Mello Music Group – Persona
One of the best ways of looking at different “scenes” when it comes to hip-hop music (as well as music as a whole) is looking at the labels that defined those scenes. Sugar Hill Records was there for the rise of hip-hop in the mainstream. Def Jam saw the first great East Coast lyricists with Slick Rick, LL Cool J and Public Enemy. Death Row led the way for G-Funk, Bad Boy saw “jiggy” and shiny suits, and Rawkus brought us many of the “conscious” rap greats. The list goes on. Since 2007, Mello Music Group has been one of the leaders when it comes to independent hip-hop. Their artists are traditionalists, often making music rooted in traditional boom-bap style. Yet they are also forward-thinking, whether it be in their lyrical approach, or the way the producer approaches the production. With their latest compilation album Persona, Mello Music Group bridges the gaps between hip-hop fans, old heads and new.
Persona’s greatest strength comes in the diversity of the artists featured. Over its 16 tracks, the album shines a light on 13 different rappers and 10 different producers. Mello Music provides an impeccably assembled collection of talents from different eras in hip-hop history to share their vision on here. Verses from legends are peppered in with newer artists’ efforts.

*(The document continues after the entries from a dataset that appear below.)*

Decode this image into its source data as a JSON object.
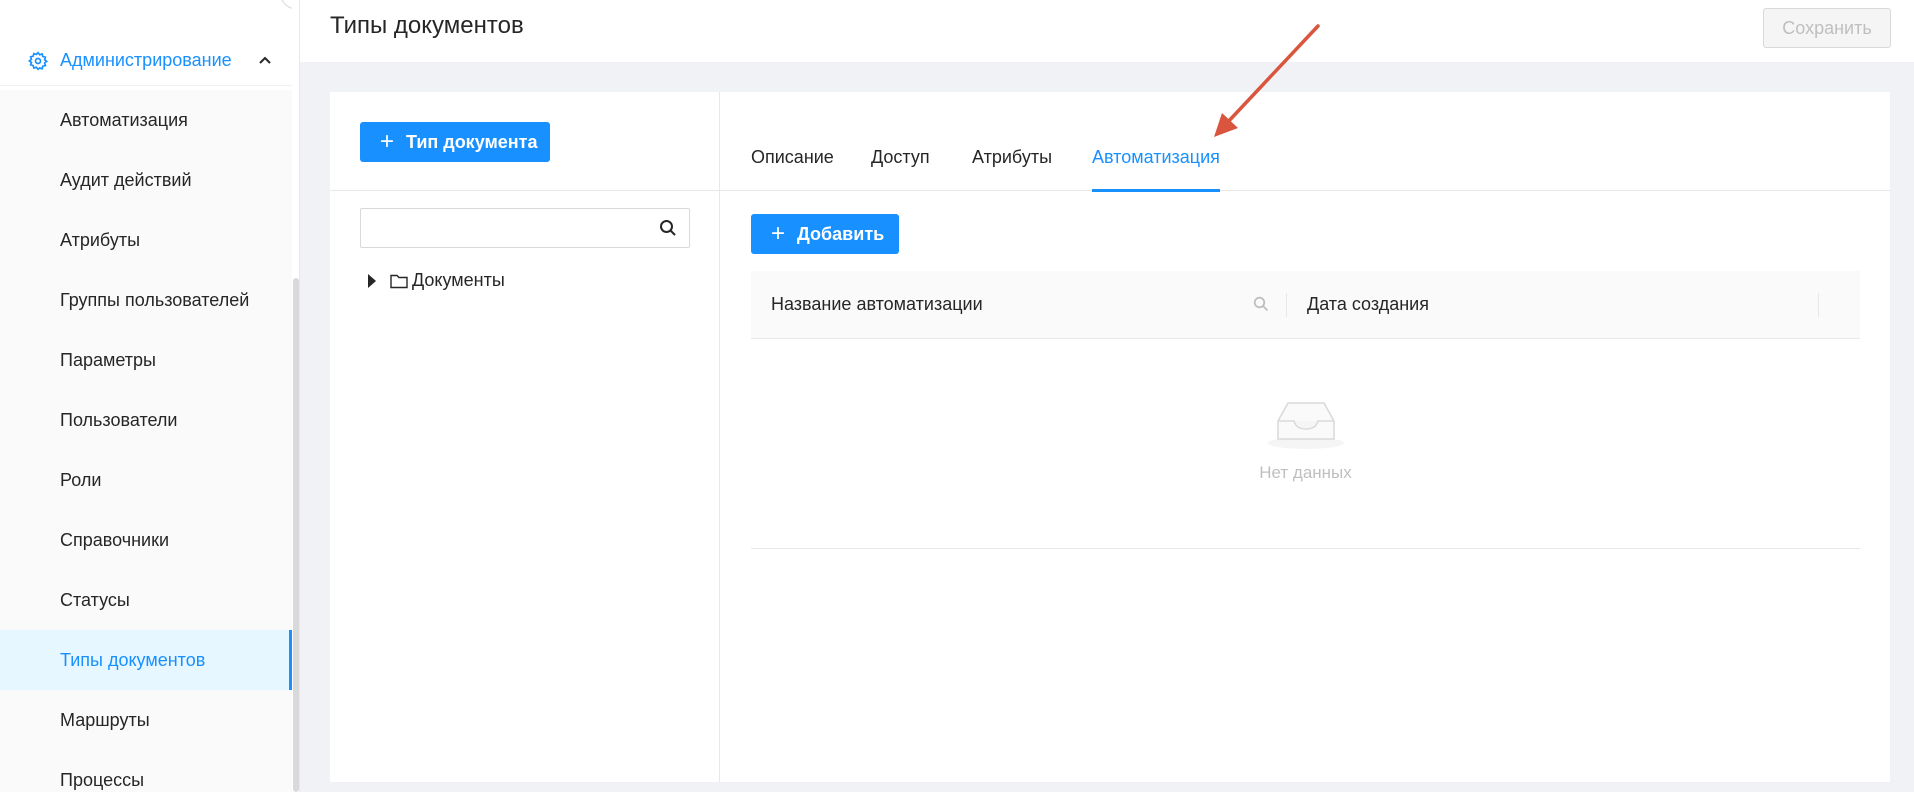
{
  "sidebar": {
    "section_label": "Администрирование",
    "items": [
      {
        "label": "Автоматизация"
      },
      {
        "label": "Аудит действий"
      },
      {
        "label": "Атрибуты"
      },
      {
        "label": "Группы пользователей"
      },
      {
        "label": "Параметры"
      },
      {
        "label": "Пользователи"
      },
      {
        "label": "Роли"
      },
      {
        "label": "Справочники"
      },
      {
        "label": "Статусы"
      },
      {
        "label": "Типы документов"
      },
      {
        "label": "Маршруты"
      },
      {
        "label": "Процессы"
      }
    ],
    "active_item": "Типы документов"
  },
  "header": {
    "title": "Типы документов",
    "save_label": "Сохранить"
  },
  "left_pane": {
    "add_type_label": "Тип документа",
    "search_placeholder": "",
    "tree": [
      {
        "label": "Документы"
      }
    ]
  },
  "right_pane": {
    "tabs": [
      {
        "label": "Описание"
      },
      {
        "label": "Доступ"
      },
      {
        "label": "Атрибуты"
      },
      {
        "label": "Автоматизация"
      }
    ],
    "active_tab": "Автоматизация",
    "add_label": "Добавить",
    "table": {
      "columns": [
        "Название автоматизации",
        "Дата создания"
      ],
      "rows": [],
      "empty_text": "Нет данных"
    }
  },
  "colors": {
    "primary": "#1890ff",
    "annotation_arrow": "#d9553d",
    "active_bg": "#e6f7ff"
  }
}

Masta Ace, Phonte, Oddisee, Apollo Brown, Blockhead, Open Mike Eagle, L’Orange and Kool Keith are only a few of the big underground names that contribute to the album. It’s hard to think of a better cast of talent for a label to play with.
One of the biggest problems that sometimes plagues label compilations is that the tracks can often feel like throwaways, with artists dumping b-sides from their individual projects on here to advertise forthcoming albums. This is not the case with Persona. Every individual who helped create this project brings their A-game. Oddisee, and Phonte aggressively tackle racism on “Requiem.” Ras Kass goes against conservatives with his trademark fury on”PNT.” On “Circles Around Circles,” Gift of Gab of Blackalicious showcases his technical ability to destroy any rapper that comes in his way. Apollo Brown gives Little Brother’s Rapper Big Pooh a classic soul-sampled beat on the breakup track “No Future.” The biggest highlight might be Open Mike Eagle’s “Dark Comedy Late Show,” also available on Mike’s excellent A Special Episode Of EP. It’s a perfect introduction to Mike Eagle’s observational wit, and it’s backed by one of Exile’s best beats of his career.
Those are some highlights, but there really isn’t an inessential moment during the entire run time. The album has so much variety from everybody here that Persona always feels fresh. These tracks flow into each other seamlessly, which can be impressive for a compilation like this. It doesn’t necessarily have the same classic feel as one of Rawkus’ Soundbombing or Lyricists Lounge compilations, but it doesn’t need it. Mello Music Group encapsulates the sound of the past, the present and the future of hip-hop on Persona, and the label should be a driving force for lyrical, underground hip-hop for years to come.4 out of 5
You can purchase Persona on iTunes now.